# Exercise directions:
Line by line, set down the following material again exactly.

# Data for review:
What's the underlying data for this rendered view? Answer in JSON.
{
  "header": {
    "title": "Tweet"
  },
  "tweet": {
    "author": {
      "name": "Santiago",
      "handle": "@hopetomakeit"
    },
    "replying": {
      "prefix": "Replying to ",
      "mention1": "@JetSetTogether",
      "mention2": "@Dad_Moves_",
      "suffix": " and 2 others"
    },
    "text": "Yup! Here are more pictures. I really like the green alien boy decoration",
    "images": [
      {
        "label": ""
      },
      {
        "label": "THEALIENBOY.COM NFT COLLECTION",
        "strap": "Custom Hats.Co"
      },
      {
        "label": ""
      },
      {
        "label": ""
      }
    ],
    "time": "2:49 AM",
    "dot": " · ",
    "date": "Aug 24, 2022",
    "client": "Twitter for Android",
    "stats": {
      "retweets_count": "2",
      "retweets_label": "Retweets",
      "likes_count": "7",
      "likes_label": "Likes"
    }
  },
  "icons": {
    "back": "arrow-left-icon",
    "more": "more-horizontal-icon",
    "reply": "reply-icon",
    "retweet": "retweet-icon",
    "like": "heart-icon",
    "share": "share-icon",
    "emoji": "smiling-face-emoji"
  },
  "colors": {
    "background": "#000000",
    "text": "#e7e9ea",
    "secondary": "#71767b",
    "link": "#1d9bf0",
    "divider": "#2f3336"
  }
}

# Solution for this exercise:
What's the underlying data for this rendered view? Answer in JSON.
{
  "header": {
    "title": "Tweet"
  },
  "tweet": {
    "author": {
      "name": "Santiago",
      "handle": "@hopetomakeit"
    },
    "replying": {
      "prefix": "Replying to ",
      "mention1": "@JetSetTogether",
      "mention2": "@Dad_Moves_",
      "suffix": " and 2 others"
    },
    "text": "Yup! Here are more pictures. I really like the green alien boy decoration",
    "images": [
      {
        "label": ""
      },
      {
        "label": "THEALIENBOY.COM NFT COLLECTION",
        "strap": "Custom Hats.Co"
      },
      {
        "label": ""
      },
      {
        "label": ""
      }
    ],
    "time": "2:49 AM",
    "dot": " · ",
    "date": "Aug 24, 2022",
    "client": "Twitter for Android",
    "stats": {
      "retweets_count": "2",
      "retweets_label": "Retweets",
      "likes_count": "7",
      "likes_label": "Likes"
    }
  },
  "icons": {
    "back": "arrow-left-icon",
    "more": "more-horizontal-icon",
    "reply": "reply-icon",
    "retweet": "retweet-icon",
    "like": "heart-icon",
    "share": "share-icon",
    "emoji": "smiling-face-emoji"
  },
  "colors": {
    "background": "#000000",
    "text": "#e7e9ea",
    "secondary": "#71767b",
    "link": "#1d9bf0",
    "divider": "#2f3336"
  }
}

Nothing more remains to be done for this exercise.